During Barry's first 3 1/2 years in office, the city provided down payment assistance and other seed money totaling $7.8 million to 36 tenant groups trying to purchase their buildings. More than 1,960 units were involved, according to the city housing department, and tenants in another 1,400 units were given technical assistance.

Yet, only 10 of the 36 tenant groups given seed money have been able to secure permanent financing, and eight of those have completed renovations.

High Interest Rates

Moore says that for the others, the basic problem is high interest rates. "I can finance every co-op that we have if the tenants could afford to pay the market [interest] rate," he said. "Some of them have to sit in bad condition for a while," he said of the tenants, "but they are not being displaced."

"Barry has a good idea, but how do you solve the problem" of financing, said Virginia Evans, president of the tenants group at the 12-unit First Hope Cooperative, 1815 D St. NE, where for two years, tenants have been searching for $304,000 needed for permanent financing and renovations. "I don't think we can stand another winter without new apartments."

A similar tenant effort now having problems is the 84-unit Kenesaw apartments at 3060 16th St. NW.

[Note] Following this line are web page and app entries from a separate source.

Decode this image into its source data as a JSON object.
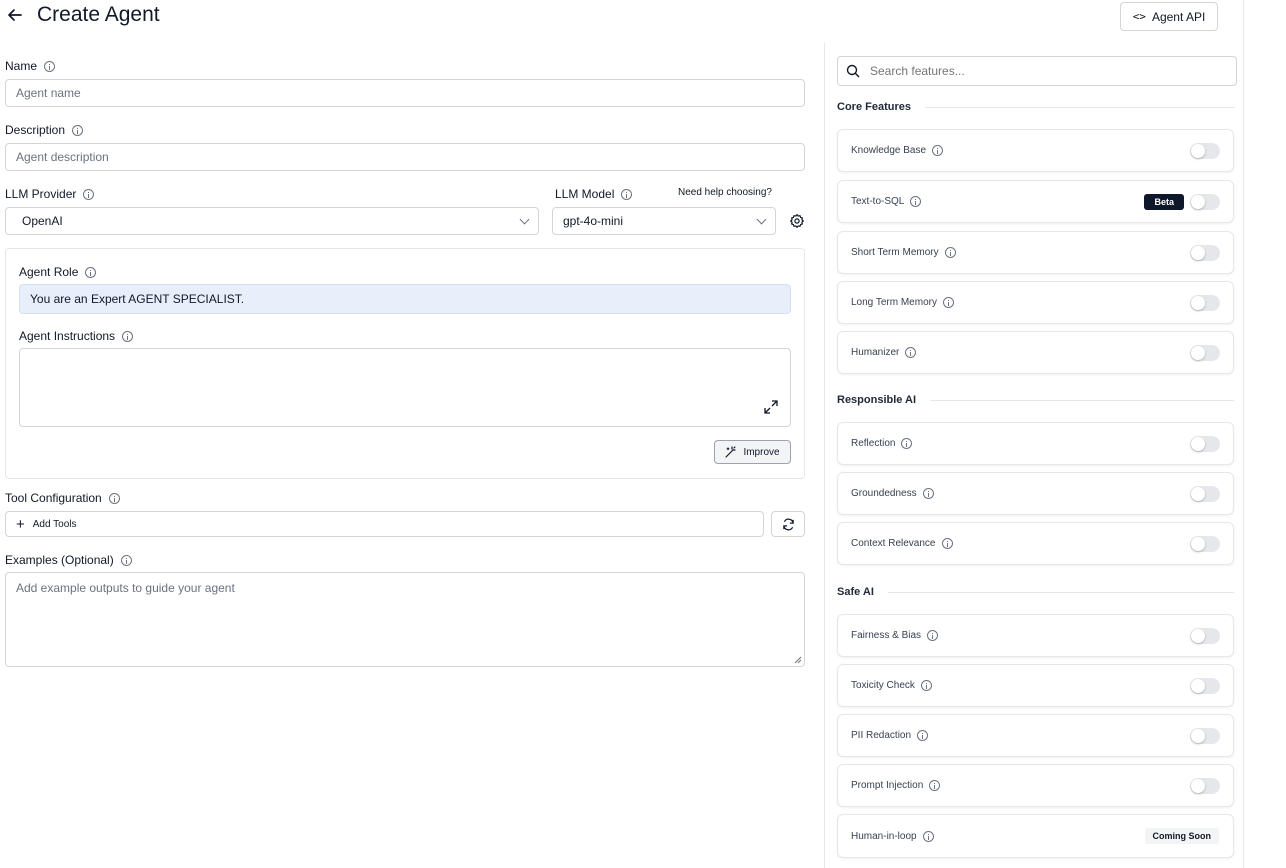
{
  "header": {
    "title": "Create Agent",
    "api_button_label": "Agent API"
  },
  "form": {
    "name": {
      "label": "Name",
      "placeholder": "Agent name"
    },
    "description": {
      "label": "Description",
      "placeholder": "Agent description"
    },
    "llm_provider": {
      "label": "LLM Provider",
      "value": "OpenAI"
    },
    "llm_model": {
      "label": "LLM Model",
      "value": "gpt-4o-mini",
      "help_link": "Need help choosing?"
    },
    "agent_role": {
      "label": "Agent Role",
      "value": "You are an Expert AGENT SPECIALIST."
    },
    "agent_instructions": {
      "label": "Agent Instructions",
      "value": ""
    },
    "improve_button_label": "Improve",
    "tool_configuration": {
      "label": "Tool Configuration",
      "add_tools_label": "Add Tools"
    },
    "examples": {
      "label": "Examples (Optional)",
      "placeholder": "Add example outputs to guide your agent"
    }
  },
  "features": {
    "search_placeholder": "Search features...",
    "sections": [
      {
        "title": "Core Features",
        "items": [
          {
            "name": "Knowledge Base",
            "enabled": false
          },
          {
            "name": "Text-to-SQL",
            "enabled": false,
            "badge": "Beta"
          },
          {
            "name": "Short Term Memory",
            "enabled": false
          },
          {
            "name": "Long Term Memory",
            "enabled": false
          },
          {
            "name": "Humanizer",
            "enabled": false
          }
        ]
      },
      {
        "title": "Responsible AI",
        "items": [
          {
            "name": "Reflection",
            "enabled": false
          },
          {
            "name": "Groundedness",
            "enabled": false
          },
          {
            "name": "Context Relevance",
            "enabled": false
          }
        ]
      },
      {
        "title": "Safe AI",
        "items": [
          {
            "name": "Fairness & Bias",
            "enabled": false
          },
          {
            "name": "Toxicity Check",
            "enabled": false
          },
          {
            "name": "PII Redaction",
            "enabled": false
          },
          {
            "name": "Prompt Injection",
            "enabled": false
          },
          {
            "name": "Human-in-loop",
            "status": "Coming Soon"
          }
        ]
      }
    ]
  },
  "colors": {
    "primary_dark": "#0f172a",
    "role_field_bg": "#e8effb",
    "toggle_off": "#e5e7eb"
  }
}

The city stopped work on the building in November 1980 when Moore got into a spat with the quasipublic D.C. Development Corporation, which owned the building on behalf of the tenants and was managing the renovation effort. Half the apartments were finished and $1 million in city funds had been spent. The work has never resumed.

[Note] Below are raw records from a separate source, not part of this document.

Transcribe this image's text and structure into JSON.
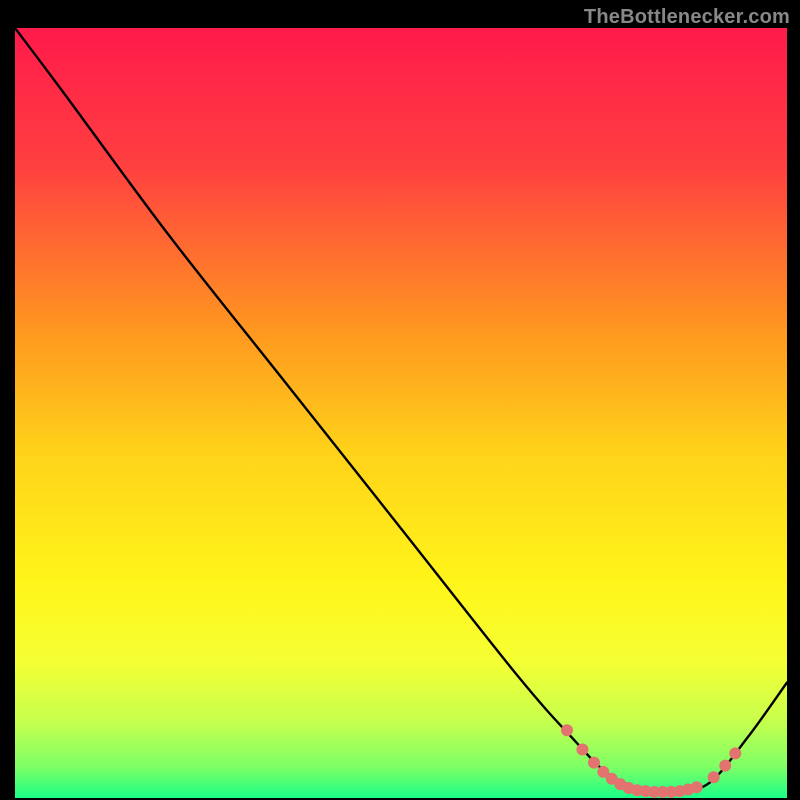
{
  "attribution": "TheBottlenecker.com",
  "chart_data": {
    "type": "line",
    "title": "",
    "xlabel": "",
    "ylabel": "",
    "xlim": [
      0,
      100
    ],
    "ylim": [
      0,
      100
    ],
    "gradient": {
      "stops": [
        {
          "offset": 0,
          "color": "#ff1a4b"
        },
        {
          "offset": 0.18,
          "color": "#ff4040"
        },
        {
          "offset": 0.4,
          "color": "#ff9a1f"
        },
        {
          "offset": 0.55,
          "color": "#ffd21a"
        },
        {
          "offset": 0.72,
          "color": "#fff51a"
        },
        {
          "offset": 0.82,
          "color": "#f6ff33"
        },
        {
          "offset": 0.9,
          "color": "#c7ff4d"
        },
        {
          "offset": 0.96,
          "color": "#7dff66"
        },
        {
          "offset": 1.0,
          "color": "#1aff88"
        }
      ]
    },
    "series": [
      {
        "name": "curve",
        "x": [
          0,
          6,
          20,
          35,
          50,
          65,
          72,
          77,
          82,
          86,
          90,
          95,
          100
        ],
        "y": [
          100,
          92,
          73,
          54,
          35,
          16,
          8,
          3,
          1,
          1,
          2,
          8,
          15
        ]
      }
    ],
    "markers": {
      "color": "#e2736f",
      "radius": 6,
      "points": [
        {
          "x": 71.5,
          "y": 8.8
        },
        {
          "x": 73.5,
          "y": 6.3
        },
        {
          "x": 75.0,
          "y": 4.6
        },
        {
          "x": 76.2,
          "y": 3.4
        },
        {
          "x": 77.3,
          "y": 2.5
        },
        {
          "x": 78.4,
          "y": 1.8
        },
        {
          "x": 79.5,
          "y": 1.3
        },
        {
          "x": 80.6,
          "y": 1.0
        },
        {
          "x": 81.7,
          "y": 0.9
        },
        {
          "x": 82.8,
          "y": 0.8
        },
        {
          "x": 83.9,
          "y": 0.8
        },
        {
          "x": 85.0,
          "y": 0.8
        },
        {
          "x": 86.1,
          "y": 0.9
        },
        {
          "x": 87.2,
          "y": 1.1
        },
        {
          "x": 88.3,
          "y": 1.4
        },
        {
          "x": 90.5,
          "y": 2.7
        },
        {
          "x": 92.0,
          "y": 4.2
        },
        {
          "x": 93.3,
          "y": 5.8
        }
      ]
    }
  }
}
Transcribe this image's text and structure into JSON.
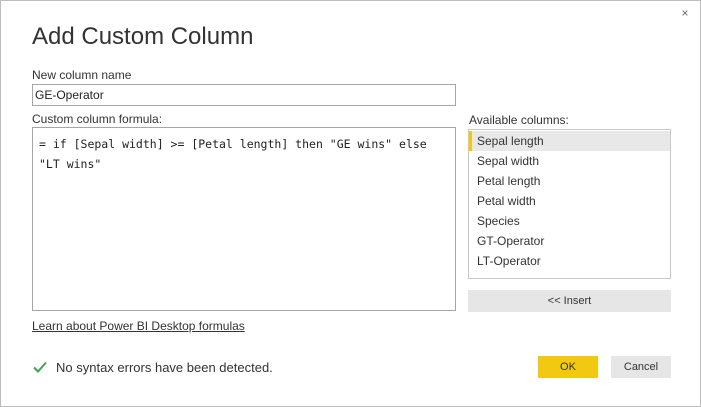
{
  "dialog": {
    "title": "Add Custom Column",
    "close_glyph": "×"
  },
  "name_field": {
    "label": "New column name",
    "value": "GE-Operator"
  },
  "formula_field": {
    "label": "Custom column formula:",
    "value": "= if [Sepal width] >= [Petal length] then \"GE wins\" else \"LT wins\""
  },
  "available_columns": {
    "label": "Available columns:",
    "items": [
      "Sepal length",
      "Sepal width",
      "Petal length",
      "Petal width",
      "Species",
      "GT-Operator",
      "LT-Operator"
    ],
    "selected_index": 0
  },
  "insert_button": {
    "label": "<< Insert"
  },
  "learn_link": {
    "label": "Learn about Power BI Desktop formulas"
  },
  "status": {
    "text": "No syntax errors have been detected.",
    "icon": "checkmark-icon",
    "color": "#4a9c5d"
  },
  "buttons": {
    "ok_label": "OK",
    "cancel_label": "Cancel"
  },
  "colors": {
    "accent": "#f2c811",
    "button_gray": "#e6e6e6"
  }
}
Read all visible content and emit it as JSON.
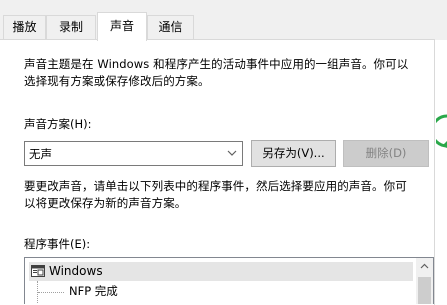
{
  "tabs": [
    {
      "label": "播放",
      "active": false
    },
    {
      "label": "录制",
      "active": false
    },
    {
      "label": "声音",
      "active": true
    },
    {
      "label": "通信",
      "active": false
    }
  ],
  "intro": {
    "line1": "声音主题是在 Windows 和程序产生的活动事件中应用的一组声音。你可以",
    "line2": "选择现有方案或保存修改后的方案。"
  },
  "scheme": {
    "label": "声音方案(H):",
    "selected": "无声",
    "save_as_label": "另存为(V)...",
    "delete_label": "删除(D)"
  },
  "instructions": {
    "line1": "要更改声音，请单击以下列表中的程序事件，然后选择要应用的声音。你可",
    "line2": "以将更改保存为新的声音方案。"
  },
  "events": {
    "label": "程序事件(E):",
    "category": "Windows",
    "items": [
      "NFP 完成"
    ]
  },
  "colors": {
    "accent_green": "#2aa84a",
    "selection_gray": "#e5e5e5",
    "disabled_button": "#cccccc"
  },
  "icons": {
    "combo": "chevron-down-icon",
    "category": "windows-app-icon",
    "scroll": "arrow-up-icon"
  }
}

Randy Keesler, a tenant and secretary of the board of directors, said the seven-story building has been without hot water, an elevator and central heat for two years, although the city has supplied the 32 families in the building with space heaters.

"The sign out front says the mayor is taking off the boards and it is four years and the boards have not come off," Keesler said.

Moore said the city will spend another $2 million correcting some of the earlier work and completing the remainder of the building. The tenants will be charged for the additional work, he said.

Ironically, Barry's stewardship may have had only a limited effect on housing in Washington. Displacement has slowed, due largely, housing experts say, to high interest rates that have put the brakes on speculation and condominium conversions.

The vacancy rate for privately owned rental housing in Washington is about 5 percent, compared to 3 percent when Barry became mayor. The waiting list to get in public housing includes 8,000 names and the wait is about five years--the same as when Barry took over.

Washington is still an attractive city for the well-off, one of the few havens for the poor and near-poor in the metropolitan area and increasingly unaffordable to many in the middle class, who continue to head for the suburbs, where, among other things, taxes are lower and houses are larger and cheaper.

And Marion Barry says he has fulfilled his campaign commitments in housing.

"Looking at all the restraints and all the unforeseen problems, such as Reagan's election," he said, "we have far exceeded my campaign promises in production, public housing and making it possible to help some moderate-income families become homeowners. CAPTION: Picture 1, PROMISE: Renovate public housing, respond to tenants's needs: The home at 1007 Savannah St. SE is one of eight that Barry promised in April 1981 would be renovated and sold to public housing tenants who could afford to buy them. None of the homes has been fixed. although the city said that they would be completed by October 1981. By Sharon Farmer for The Washington Post; Picture 2, PROMISE: Take the boards off dwellings owned by the District of Columbia: On July 13, 1978, Barry stood on Bates Street NW and pledged to make its houses livable and "to put people back into them." Today, he says of the goal: "Just because (it) is about two-thirds of where we ought to be...does not mean we have not been successful."; Picture 3, PROMISE: Help renters threatened by displacement to become owners: The City's rehabilitation effort at Kensaw Aapartments on 16th St. NW has been in limbo since November 1980, after about $1 million in city funds was spent and about half the apartments redone. Officials say that the city will spend $2 million more to finish the work. Photos by James A. Parcell--The Washington Post